Mark J. Rebilas-USA TODAY Sports

For Stan Van Gundy's 4-in-1-out to work, perimeter players need to be able to hit 3-pointers efficiently. That is something his Orlando and Miami teams did very well. That is not something the Detroit Pistons have done very well the last few years. But thanks to Van Gundy's personnel moves, things are changing. And that change is what lead the Pistons to victory over the Miami Heat on Tuesday evening.

The Pistons came out lethargic in the first quarter, which could, surprisingly, be the fault of too much rest (three dayslongest of the season). In the first quarter, the Pistons attempted only four 3-point attempts. They connected on three of those, including two from Stanley Johnson. They would be outscored 34-18 in the quarter and many fans felt it was going to be a long night.

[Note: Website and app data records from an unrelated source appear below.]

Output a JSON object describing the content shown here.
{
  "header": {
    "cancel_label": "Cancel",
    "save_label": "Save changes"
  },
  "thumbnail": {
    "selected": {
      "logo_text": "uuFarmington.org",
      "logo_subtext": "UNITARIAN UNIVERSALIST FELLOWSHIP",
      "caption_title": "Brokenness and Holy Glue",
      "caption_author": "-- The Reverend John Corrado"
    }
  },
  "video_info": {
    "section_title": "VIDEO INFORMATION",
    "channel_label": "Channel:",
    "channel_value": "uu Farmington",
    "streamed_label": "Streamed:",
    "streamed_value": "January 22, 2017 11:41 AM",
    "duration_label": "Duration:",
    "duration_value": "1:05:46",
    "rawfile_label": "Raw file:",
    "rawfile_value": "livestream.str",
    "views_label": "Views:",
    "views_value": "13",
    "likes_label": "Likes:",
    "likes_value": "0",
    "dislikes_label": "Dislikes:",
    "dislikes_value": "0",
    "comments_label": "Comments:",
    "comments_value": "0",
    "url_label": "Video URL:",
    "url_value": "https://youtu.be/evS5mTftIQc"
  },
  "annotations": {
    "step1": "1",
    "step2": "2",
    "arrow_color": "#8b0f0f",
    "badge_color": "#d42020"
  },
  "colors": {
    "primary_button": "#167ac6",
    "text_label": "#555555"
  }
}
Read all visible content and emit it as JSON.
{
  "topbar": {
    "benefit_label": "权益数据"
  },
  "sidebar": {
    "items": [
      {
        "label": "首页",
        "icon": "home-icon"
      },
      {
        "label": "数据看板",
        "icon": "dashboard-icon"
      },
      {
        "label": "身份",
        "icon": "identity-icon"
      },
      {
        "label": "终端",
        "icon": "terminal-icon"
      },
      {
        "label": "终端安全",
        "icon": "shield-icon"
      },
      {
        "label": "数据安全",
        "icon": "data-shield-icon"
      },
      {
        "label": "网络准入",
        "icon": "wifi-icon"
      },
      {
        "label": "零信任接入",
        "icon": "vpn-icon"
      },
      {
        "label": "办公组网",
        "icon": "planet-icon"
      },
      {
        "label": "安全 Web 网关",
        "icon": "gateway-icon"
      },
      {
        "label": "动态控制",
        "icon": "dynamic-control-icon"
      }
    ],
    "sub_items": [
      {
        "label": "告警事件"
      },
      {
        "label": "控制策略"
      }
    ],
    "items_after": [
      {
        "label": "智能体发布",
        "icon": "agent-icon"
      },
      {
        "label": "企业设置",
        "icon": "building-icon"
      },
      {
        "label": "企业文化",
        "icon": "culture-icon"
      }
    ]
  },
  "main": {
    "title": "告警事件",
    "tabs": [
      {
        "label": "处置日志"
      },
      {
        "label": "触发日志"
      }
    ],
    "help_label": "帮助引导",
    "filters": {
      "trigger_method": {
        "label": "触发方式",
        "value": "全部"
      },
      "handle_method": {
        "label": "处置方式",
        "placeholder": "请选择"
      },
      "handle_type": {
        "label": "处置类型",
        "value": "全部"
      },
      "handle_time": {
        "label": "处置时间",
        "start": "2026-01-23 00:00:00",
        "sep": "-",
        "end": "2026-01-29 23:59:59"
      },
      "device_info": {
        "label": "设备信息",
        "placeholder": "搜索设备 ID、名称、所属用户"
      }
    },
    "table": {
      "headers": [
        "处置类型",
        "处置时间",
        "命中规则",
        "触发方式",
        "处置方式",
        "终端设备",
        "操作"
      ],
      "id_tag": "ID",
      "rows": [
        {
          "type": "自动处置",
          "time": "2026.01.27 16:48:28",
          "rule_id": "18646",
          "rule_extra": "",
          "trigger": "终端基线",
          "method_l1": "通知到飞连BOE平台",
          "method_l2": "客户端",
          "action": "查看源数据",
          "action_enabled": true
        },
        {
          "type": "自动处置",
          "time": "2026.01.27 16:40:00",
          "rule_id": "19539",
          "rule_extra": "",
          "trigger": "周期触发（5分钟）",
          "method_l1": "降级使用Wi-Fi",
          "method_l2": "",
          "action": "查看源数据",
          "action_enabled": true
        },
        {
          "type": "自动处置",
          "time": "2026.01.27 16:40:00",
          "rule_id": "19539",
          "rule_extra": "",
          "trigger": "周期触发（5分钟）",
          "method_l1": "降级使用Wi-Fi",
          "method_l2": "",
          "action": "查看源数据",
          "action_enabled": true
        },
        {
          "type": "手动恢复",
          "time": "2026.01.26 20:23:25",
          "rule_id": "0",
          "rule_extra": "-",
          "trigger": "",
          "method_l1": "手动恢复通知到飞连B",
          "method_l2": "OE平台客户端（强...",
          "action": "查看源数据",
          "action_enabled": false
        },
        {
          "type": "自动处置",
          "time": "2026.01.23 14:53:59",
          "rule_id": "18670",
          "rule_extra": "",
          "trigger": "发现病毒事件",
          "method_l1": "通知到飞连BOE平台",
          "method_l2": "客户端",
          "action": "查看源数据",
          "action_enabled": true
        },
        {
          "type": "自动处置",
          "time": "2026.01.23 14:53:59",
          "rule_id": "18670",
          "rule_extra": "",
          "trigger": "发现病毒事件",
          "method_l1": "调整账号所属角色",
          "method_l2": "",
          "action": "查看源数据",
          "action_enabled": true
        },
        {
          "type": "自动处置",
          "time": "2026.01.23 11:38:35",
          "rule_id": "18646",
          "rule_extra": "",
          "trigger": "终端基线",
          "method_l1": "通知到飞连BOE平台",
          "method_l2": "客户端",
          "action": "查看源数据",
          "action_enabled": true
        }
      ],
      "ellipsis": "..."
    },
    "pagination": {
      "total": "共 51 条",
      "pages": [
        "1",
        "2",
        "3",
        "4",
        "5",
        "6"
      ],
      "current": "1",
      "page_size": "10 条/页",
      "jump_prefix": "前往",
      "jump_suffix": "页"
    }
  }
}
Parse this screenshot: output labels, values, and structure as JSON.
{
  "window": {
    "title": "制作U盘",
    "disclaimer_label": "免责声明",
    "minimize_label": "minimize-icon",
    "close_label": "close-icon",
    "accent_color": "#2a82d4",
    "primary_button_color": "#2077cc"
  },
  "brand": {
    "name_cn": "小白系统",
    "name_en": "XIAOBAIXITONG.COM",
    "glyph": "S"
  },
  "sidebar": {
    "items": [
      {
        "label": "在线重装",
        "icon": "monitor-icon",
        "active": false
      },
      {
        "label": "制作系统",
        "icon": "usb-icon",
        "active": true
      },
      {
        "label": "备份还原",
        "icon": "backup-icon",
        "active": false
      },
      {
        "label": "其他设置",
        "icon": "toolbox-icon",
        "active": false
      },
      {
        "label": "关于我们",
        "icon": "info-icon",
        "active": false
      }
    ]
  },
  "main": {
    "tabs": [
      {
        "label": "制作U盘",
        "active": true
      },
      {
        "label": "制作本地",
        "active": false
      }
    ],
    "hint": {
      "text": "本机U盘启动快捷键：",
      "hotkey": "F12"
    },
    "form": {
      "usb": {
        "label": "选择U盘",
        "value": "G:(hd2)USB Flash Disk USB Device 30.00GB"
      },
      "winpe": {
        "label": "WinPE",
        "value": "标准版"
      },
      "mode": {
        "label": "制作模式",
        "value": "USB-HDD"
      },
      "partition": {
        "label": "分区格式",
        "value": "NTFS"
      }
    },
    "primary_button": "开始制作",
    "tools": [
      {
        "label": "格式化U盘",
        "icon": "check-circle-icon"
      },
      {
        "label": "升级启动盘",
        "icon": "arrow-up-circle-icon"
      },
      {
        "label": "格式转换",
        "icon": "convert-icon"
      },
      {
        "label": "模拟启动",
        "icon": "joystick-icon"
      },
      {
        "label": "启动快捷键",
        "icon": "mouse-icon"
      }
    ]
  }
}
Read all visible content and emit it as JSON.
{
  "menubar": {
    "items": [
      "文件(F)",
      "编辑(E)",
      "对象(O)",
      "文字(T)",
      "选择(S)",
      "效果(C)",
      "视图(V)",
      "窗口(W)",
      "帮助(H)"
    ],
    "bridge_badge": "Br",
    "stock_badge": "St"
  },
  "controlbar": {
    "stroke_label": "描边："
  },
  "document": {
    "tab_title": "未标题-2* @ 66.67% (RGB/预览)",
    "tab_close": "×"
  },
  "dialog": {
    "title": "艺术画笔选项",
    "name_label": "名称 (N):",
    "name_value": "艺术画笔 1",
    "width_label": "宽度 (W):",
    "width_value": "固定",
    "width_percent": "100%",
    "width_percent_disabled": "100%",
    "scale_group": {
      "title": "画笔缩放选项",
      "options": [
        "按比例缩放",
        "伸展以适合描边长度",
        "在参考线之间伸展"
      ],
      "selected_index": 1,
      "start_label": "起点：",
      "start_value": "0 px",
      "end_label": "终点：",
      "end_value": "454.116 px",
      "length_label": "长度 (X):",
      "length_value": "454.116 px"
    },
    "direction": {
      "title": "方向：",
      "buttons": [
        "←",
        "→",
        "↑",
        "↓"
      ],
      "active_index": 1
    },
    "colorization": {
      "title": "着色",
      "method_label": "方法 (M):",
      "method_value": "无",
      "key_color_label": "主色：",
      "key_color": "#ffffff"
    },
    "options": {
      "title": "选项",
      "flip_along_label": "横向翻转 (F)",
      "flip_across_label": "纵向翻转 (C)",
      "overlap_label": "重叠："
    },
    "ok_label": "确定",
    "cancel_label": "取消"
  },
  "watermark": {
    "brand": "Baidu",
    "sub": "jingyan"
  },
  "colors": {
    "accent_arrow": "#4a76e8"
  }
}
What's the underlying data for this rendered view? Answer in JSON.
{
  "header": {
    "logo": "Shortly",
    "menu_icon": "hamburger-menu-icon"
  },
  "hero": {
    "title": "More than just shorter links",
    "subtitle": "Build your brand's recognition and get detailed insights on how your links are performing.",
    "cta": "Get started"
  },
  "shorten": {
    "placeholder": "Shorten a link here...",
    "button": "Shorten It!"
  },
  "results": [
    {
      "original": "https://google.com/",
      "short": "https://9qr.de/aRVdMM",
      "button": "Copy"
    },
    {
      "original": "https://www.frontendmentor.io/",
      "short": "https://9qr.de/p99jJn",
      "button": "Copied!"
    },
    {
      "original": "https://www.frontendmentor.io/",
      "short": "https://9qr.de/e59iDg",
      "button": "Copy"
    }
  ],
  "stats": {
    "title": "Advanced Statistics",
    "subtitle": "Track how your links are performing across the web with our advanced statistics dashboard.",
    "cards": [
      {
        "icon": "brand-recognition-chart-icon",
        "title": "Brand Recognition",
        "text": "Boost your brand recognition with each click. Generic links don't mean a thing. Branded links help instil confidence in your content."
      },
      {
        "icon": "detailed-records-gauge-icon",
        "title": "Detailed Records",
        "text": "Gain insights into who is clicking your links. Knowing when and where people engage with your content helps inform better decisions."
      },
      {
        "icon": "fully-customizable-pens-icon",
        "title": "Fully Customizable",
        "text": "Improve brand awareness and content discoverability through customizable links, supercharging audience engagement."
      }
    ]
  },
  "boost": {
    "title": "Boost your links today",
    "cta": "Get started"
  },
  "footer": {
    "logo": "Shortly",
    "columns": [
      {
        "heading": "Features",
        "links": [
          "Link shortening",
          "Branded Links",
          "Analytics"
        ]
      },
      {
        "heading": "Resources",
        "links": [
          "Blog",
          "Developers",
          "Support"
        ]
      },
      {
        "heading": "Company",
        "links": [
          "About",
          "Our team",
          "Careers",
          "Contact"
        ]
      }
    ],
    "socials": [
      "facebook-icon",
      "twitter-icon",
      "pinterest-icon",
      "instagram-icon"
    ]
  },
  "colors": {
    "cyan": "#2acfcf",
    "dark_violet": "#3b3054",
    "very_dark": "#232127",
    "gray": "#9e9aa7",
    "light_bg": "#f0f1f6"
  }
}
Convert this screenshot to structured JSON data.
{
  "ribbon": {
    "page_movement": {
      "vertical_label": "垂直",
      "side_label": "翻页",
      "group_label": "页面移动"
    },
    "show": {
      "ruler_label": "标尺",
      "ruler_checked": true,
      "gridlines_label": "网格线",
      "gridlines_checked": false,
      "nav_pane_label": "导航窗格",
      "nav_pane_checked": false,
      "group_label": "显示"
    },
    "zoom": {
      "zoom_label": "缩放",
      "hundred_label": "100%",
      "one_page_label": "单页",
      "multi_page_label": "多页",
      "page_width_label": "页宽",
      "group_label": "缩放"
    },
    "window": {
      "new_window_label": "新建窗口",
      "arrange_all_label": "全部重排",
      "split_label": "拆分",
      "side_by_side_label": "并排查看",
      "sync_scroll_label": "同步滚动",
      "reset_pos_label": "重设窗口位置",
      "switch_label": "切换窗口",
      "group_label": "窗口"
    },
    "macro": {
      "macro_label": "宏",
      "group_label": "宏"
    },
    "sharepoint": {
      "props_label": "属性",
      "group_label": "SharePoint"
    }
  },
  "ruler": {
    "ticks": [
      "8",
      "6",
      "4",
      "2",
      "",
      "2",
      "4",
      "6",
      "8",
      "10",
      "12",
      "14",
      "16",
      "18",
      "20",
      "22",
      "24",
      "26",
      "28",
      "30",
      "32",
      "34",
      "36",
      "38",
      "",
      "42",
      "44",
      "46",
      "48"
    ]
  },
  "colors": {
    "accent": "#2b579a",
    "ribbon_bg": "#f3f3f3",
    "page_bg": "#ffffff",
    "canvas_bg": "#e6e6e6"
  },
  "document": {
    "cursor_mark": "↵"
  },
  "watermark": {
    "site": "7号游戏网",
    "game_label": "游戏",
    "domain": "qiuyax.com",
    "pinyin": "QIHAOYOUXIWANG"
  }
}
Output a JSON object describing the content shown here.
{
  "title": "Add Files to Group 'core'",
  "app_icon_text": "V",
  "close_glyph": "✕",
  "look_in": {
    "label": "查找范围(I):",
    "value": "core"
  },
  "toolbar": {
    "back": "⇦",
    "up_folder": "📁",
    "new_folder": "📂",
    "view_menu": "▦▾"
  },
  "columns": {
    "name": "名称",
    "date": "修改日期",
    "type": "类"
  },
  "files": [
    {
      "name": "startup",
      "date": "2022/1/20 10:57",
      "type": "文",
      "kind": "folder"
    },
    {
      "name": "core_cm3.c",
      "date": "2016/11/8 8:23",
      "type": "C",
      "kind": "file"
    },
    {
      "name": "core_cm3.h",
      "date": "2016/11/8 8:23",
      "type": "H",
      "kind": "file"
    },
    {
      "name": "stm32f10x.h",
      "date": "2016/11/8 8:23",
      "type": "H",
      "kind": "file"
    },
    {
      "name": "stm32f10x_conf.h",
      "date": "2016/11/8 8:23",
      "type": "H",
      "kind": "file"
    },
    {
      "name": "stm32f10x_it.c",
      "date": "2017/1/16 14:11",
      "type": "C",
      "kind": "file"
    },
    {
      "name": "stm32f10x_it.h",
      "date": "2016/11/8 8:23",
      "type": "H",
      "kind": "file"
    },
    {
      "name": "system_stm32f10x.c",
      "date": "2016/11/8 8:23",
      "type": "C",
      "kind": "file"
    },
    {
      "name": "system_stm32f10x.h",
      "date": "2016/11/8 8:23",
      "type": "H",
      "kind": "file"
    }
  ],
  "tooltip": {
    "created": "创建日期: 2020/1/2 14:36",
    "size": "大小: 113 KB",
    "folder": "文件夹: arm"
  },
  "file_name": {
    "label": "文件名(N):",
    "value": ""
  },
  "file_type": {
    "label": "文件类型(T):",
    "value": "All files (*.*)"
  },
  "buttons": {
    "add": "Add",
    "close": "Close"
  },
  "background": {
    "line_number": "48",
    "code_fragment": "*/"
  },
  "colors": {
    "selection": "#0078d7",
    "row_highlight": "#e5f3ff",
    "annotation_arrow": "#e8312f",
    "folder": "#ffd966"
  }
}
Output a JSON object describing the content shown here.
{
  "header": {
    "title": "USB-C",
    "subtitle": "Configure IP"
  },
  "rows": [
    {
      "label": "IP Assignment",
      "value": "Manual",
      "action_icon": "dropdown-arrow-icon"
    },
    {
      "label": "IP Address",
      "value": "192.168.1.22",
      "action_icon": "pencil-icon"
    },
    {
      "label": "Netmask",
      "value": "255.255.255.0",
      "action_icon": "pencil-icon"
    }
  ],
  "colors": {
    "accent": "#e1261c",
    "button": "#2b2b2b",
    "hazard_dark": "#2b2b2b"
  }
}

Entering the second quarter down 16 and with all bench players save Kentavious Caldwell-Pope, the hope was that the bench would not let that lead balloon any further. The quarter started with the Pistons getting a free throw from Aron Baynes and then a trey sandwiched between two Heat 3-pointers. The Pistons were down 18 and things were looking bleak. Then the Pistons bench decided to have a 3-point shootout with the Heat ... and they won.

Anthony Tolliver would hit two treys in a row, the first off an offensive rebound on a missed KCP 3-pointer. Then Blake would hit another 3-pointer followed by another perimeter strike from Johnson. The Pistons bench at that time was 7-for-7 from distance and had taken the 18-point deficit all the way down to six. And they didn't stop there.

Johnson would answer a Chris Bosh dunk with another 3-pointer. KCP would answer a Gerald Green jump shot with his first trey of the night. The deficit was now down to four when the rest of the starting lineup would start to come back into the game. They would slowly start chipping away at the Heat lead until they lead by two at half on a Jackson layup. The Pistons shot 7-for-13 from deep in the quarter.

For whatever reason, the Pistons would shy away from the perimeter shot coming out of the half. They would attempt only two in the third quarter and miss both of them. That, combined with another five turnovers in the quarter (16 in the game at that point), the Pistons would lose the quarter by five and relinquish the lead.

But then the bench struck again. The Pistons would attempt 10 triples in the fourth quarter, making five. KCP made his only attempt, Tolliver made one of two, and Reggie Jackson made one of three. Blake, looking unwilling to give up his backup point guard job easily, hit 2-for-3 from distance in the quarter in only five minutes of play.

Both Johnson and Blake would finish the game with four triples. Tolliver would finish with three and both Jackson and KCP with two each. The Pistons entered the night hitting just 33.5 percent from long range, but against the Heat shot 15-for-29 from distance (51.7 percent). This was their second best shooting night from long range percentage wise (52.4-percent against Boston) and makes wise (16 also against Miami). Combine that with the fact that the Pistons held the Heat to 4-for-18 from distance, and that is a 33-point difference.

Over the last 10 games, Blake has made 16 of his 29 3-point attempts. Marcus Morris has hit 13 of his 27 attempts and Tolliver has regained some of his long-range prowess making 15 of his past 40 attempts. If these trends even stayed at the same pace, the Pistons offense could be tough for anyone to handle. Here's hoping they do.